Four months in, there has been a lot of talk about the Sino-US trade war but so far there has been no commensurate increase in collective action by China’s factory workers.
Several hundred, possibly thousands of temporary workers at the massive Biel Crystal factory complex in Huizhou, Guangdong province, staged mass protests at layoffs and wage arrears on 9 November after orders for mobile phone screens were suddenly cancelled by a foreign buyer, a move that was seen as directly related to the trade war, but the majority of recent factory protests have no direct connection.
Workers at Biel Crystal, Huizhou, gather in protest at wage arrears and layoffs
Several bankruptcies of major companies in the latter half of the year, for example in Shandong, Dongguan and Shenzhen, were also attributed to the trade war. However, manufacturing in China has been in relative decline for many years and tens of thousands of major factories had already closed or relocated as the market evolved and fluctuated according to international and domestic demand.
It is possible that the trade war helped push some companies over the edge but it would be an exaggeration to say it was a major factor. Moreover, factory closures and layoffs do not necessarily lead to worker protests. If outstanding wages are paid in full and social insurance contributions are up to date, it is unlikely that there will be collective protests simply because the workers were made redundant.

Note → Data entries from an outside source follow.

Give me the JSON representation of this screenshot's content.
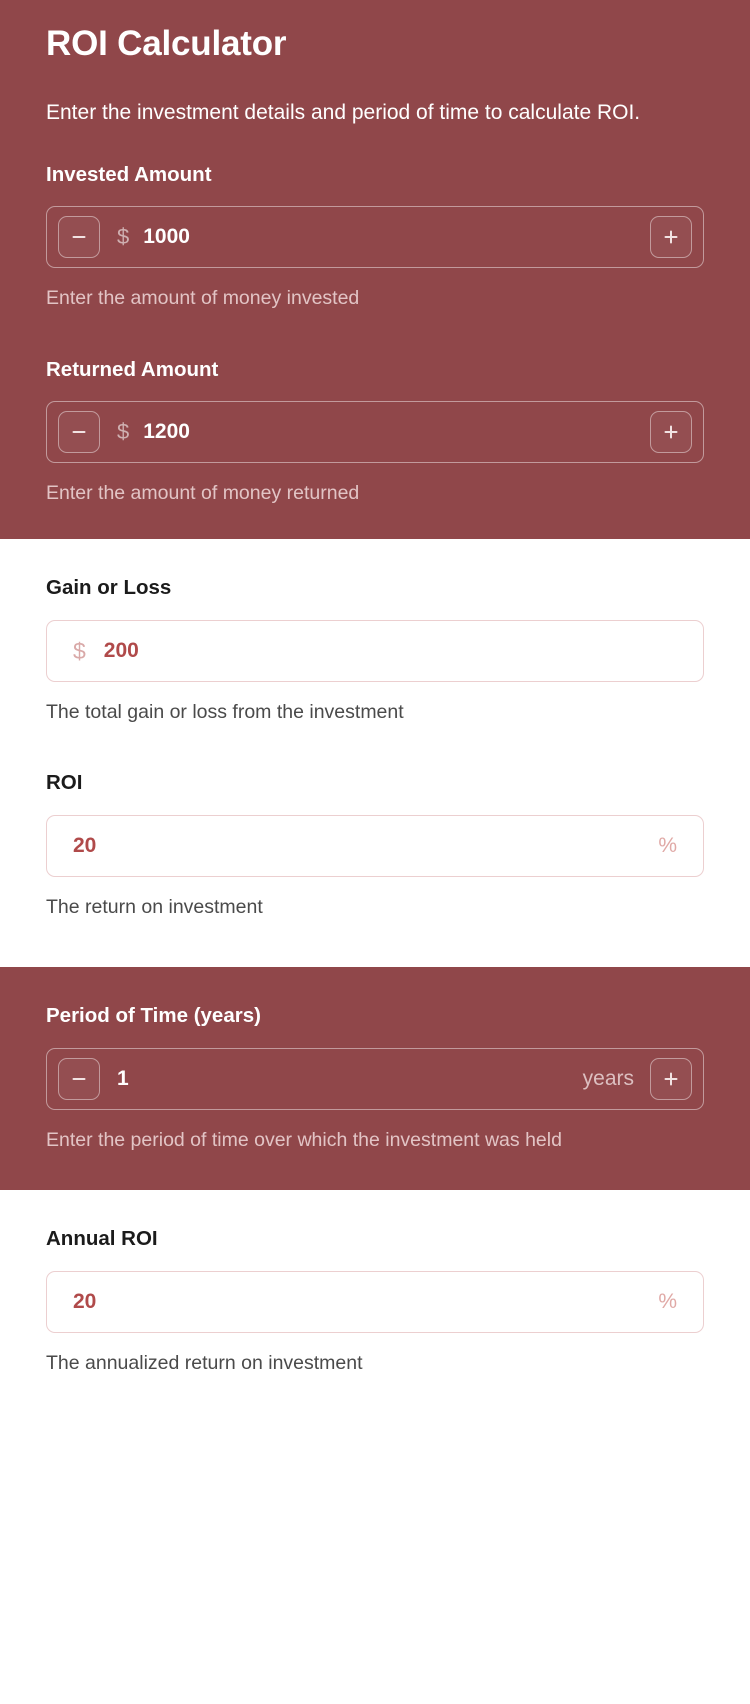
{
  "header": {
    "title": "ROI Calculator",
    "description": "Enter the investment details and period of time to calculate ROI."
  },
  "theme": {
    "accent_red": "#90474a",
    "card_background": "#ffffff",
    "value_red": "#b04a4a",
    "border_light_pink": "#eccfd0",
    "border_on_red": "#c29a9c"
  },
  "fields": {
    "invested_amount": {
      "label": "Invested Amount",
      "currency_symbol": "$",
      "value": "1000",
      "help": "Enter the amount of money invested",
      "decrement_label": "−",
      "increment_label": "+"
    },
    "returned_amount": {
      "label": "Returned Amount",
      "currency_symbol": "$",
      "value": "1200",
      "help": "Enter the amount of money returned",
      "decrement_label": "−",
      "increment_label": "+"
    },
    "gain_or_loss": {
      "label": "Gain or Loss",
      "currency_symbol": "$",
      "value": "200",
      "help": "The total gain or loss from the investment"
    },
    "roi": {
      "label": "ROI",
      "value": "20",
      "unit": "%",
      "help": "The return on investment"
    },
    "period_of_time": {
      "label": "Period of Time (years)",
      "value": "1",
      "unit": "years",
      "help": "Enter the period of time over which the investment was held",
      "decrement_label": "−",
      "increment_label": "+"
    },
    "annual_roi": {
      "label": "Annual ROI",
      "value": "20",
      "unit": "%",
      "help": "The annualized return on investment"
    }
  }
}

It is estimated that two million workers lost their jobs in the first half of the year but new employment opportunities, particularly in the service industries are opening up all the time. As such, the unemployment rate in China’s cities has remained relatively stable this year, fluctuating between 4.8 percent and 5.1 percent in the first nine months.
Data from CLB’s Strike Map shows that there has been no noticeable increase in the number of strikes and collective protests by factory workers since the onset of the trade war. There were 219 incidents in the manufacturing sector during the first ten months of this year, compared with 210 in the first ten months of 2017. In the last four months, since the imposition of tariffs in July, there have been 91 incidents, compared with 110 in the same period last year. See table below.

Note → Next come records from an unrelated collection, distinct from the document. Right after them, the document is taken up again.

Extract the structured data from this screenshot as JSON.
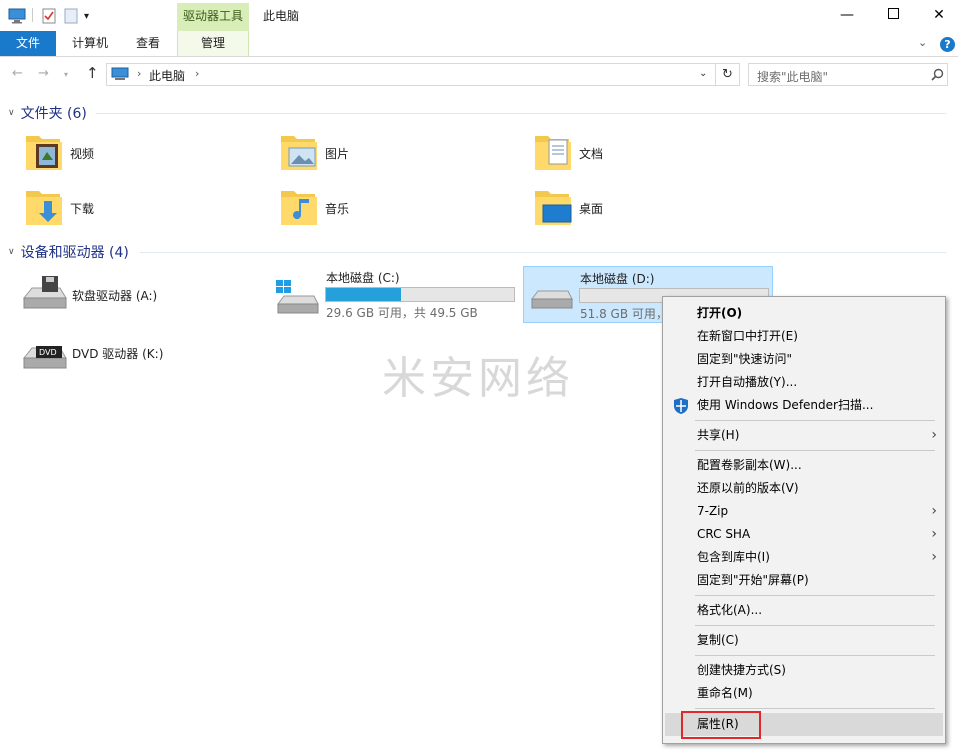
{
  "titlebar": {
    "context_tab_header": "驱动器工具",
    "window_title": "此电脑",
    "minimize_icon": "minimize-icon",
    "maximize_icon": "maximize-icon",
    "close_icon": "close-icon"
  },
  "ribbon": {
    "tabs": [
      {
        "label": "文件"
      },
      {
        "label": "计算机"
      },
      {
        "label": "查看"
      },
      {
        "label": "管理"
      }
    ],
    "help_label": "?",
    "accent": "#1979ca"
  },
  "address": {
    "path": "此电脑",
    "search_placeholder": "搜索\"此电脑\""
  },
  "folders_group": {
    "title": "文件夹 (6)",
    "items": [
      {
        "label": "视频",
        "icon": "video-folder-icon"
      },
      {
        "label": "图片",
        "icon": "pictures-folder-icon"
      },
      {
        "label": "文档",
        "icon": "documents-folder-icon"
      },
      {
        "label": "下载",
        "icon": "downloads-folder-icon"
      },
      {
        "label": "音乐",
        "icon": "music-folder-icon"
      },
      {
        "label": "桌面",
        "icon": "desktop-folder-icon"
      }
    ]
  },
  "drives_group": {
    "title": "设备和驱动器 (4)",
    "items": [
      {
        "name": "软盘驱动器 (A:)",
        "icon": "floppy-drive-icon"
      },
      {
        "name": "本地磁盘 (C:)",
        "free": "29.6 GB 可用，共 49.5 GB",
        "used_fraction": 0.4,
        "icon": "windows-disk-icon"
      },
      {
        "name": "本地磁盘 (D:)",
        "free": "51.8 GB 可用，",
        "used_fraction": 0.0,
        "icon": "disk-icon"
      },
      {
        "name": "DVD 驱动器 (K:)",
        "icon": "dvd-drive-icon"
      }
    ]
  },
  "watermark": "米安网络",
  "context_menu": {
    "items": [
      {
        "label": "打开(O)"
      },
      {
        "label": "在新窗口中打开(E)"
      },
      {
        "label": "固定到\"快速访问\""
      },
      {
        "label": "打开自动播放(Y)..."
      },
      {
        "label": "使用 Windows Defender扫描..."
      },
      {
        "label": "共享(H)"
      },
      {
        "label": "配置卷影副本(W)..."
      },
      {
        "label": "还原以前的版本(V)"
      },
      {
        "label": "7-Zip"
      },
      {
        "label": "CRC SHA"
      },
      {
        "label": "包含到库中(I)"
      },
      {
        "label": "固定到\"开始\"屏幕(P)"
      },
      {
        "label": "格式化(A)..."
      },
      {
        "label": "复制(C)"
      },
      {
        "label": "创建快捷方式(S)"
      },
      {
        "label": "重命名(M)"
      },
      {
        "label": "属性(R)"
      }
    ],
    "highlight_color": "#e0292b"
  }
}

The monthly totals over the last two years, which vary from 12 to 35, show no clear pattern, except for a fairly regular occurrence of labour unrest in factories across China. The majority of factory worker protests have been located in the traditional manufacturing coastal provinces of Guangdong, Jiangsu and Shandong, but strikes are increasingly seen in the central and western provinces as well, suggesting that many of the factories where protests occur are not solely focused on exports.

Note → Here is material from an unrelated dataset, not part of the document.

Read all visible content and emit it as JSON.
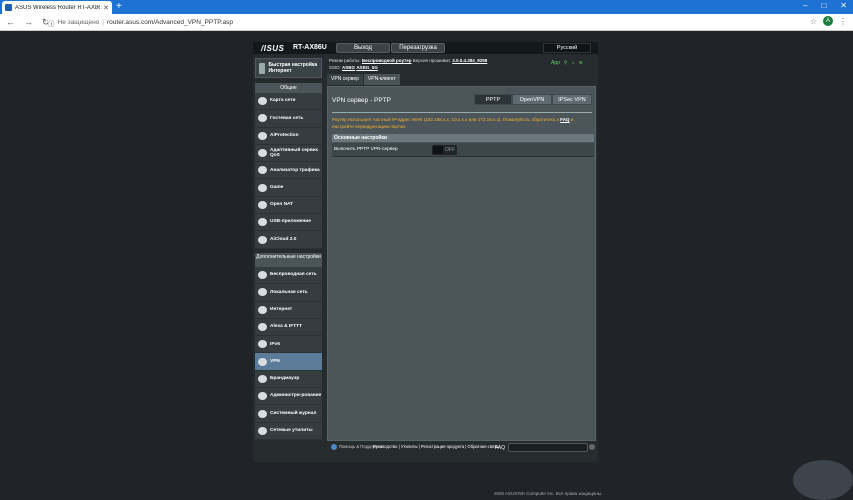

Around 80 percent of the 486 factory protests recorded on the Strike Map since January 2017 included demands for wage arrears, 19 percent were related to factory closures or relocation, and 14 percent included demands for the payment of social insurance contributions. Economic and trade factors certainly contributed to these protests but the key factor in all these disputes was the employer’s disregard for the fundamental labour rights of their employees.
When profits decline and businesses start to fail, employers will all too often try to cut their losses by cheating workers out of their pay, social insurance and other benefits. Typically, factory owners will reduce overtime and bonuses (essential for a living wage in China), delay wage payments, and then try to sell off factory inventory and machinery before suddenly closing the factory and disappearing, leaving workers with a mountain of debt.
Crucially, if local governments enforced labour laws more rigorously and the trade unions did a better job in representing workers’ interests, employers would not be able to delay payment of wages and social insurance, and a lot of these relatively straightforward disputes could be resolved before they escalated into strikes and protests.
One indirect effect of the slowdown in manufacturing that may, in coming months, be exacerbated by the Sino-US trade war is the funnelling of laid-off factory workers into low-paid, insecure and often dangerous jobs in emerging service industries. It is these industries that are now increasingly the focus of worker protests in China. Of the 1,444 incidents recorded on the Strike Map in the first ten months of this year, 238 were in services and retail, and another 224 were in transport industries that are now dominated by new online services such as Didi, Meituan, Full Truck Alliance and Lalamove.
As these new businesses absorb more and more of the workforce laid-off from the manufacturing sector, we would expect to see a greater number of strikes and protests over low pay, lack of benefits, long working hours and lack of job security.
The government is also encouraging laid-off workers to set up their own small businesses. Migrant workers in particular are being given subsides, tax breaks and other financial incentives to “return home and start-up” their own company. However, competition in emerging markets is fierce and many of these start-ups will eventually fail, leaving would-be entrepreneurs in a worse economic position than before.
In the next few months, we may see more protests from factory workers who are feeling the effects of the trade war but we should not just pin the blame on Sino-US trade tensions. The key issue remains the fundamental imbalance of power in labour relations in China that allows employers to pass all the costs of an economic downturn onto their employees with no regard for their basic labour rights.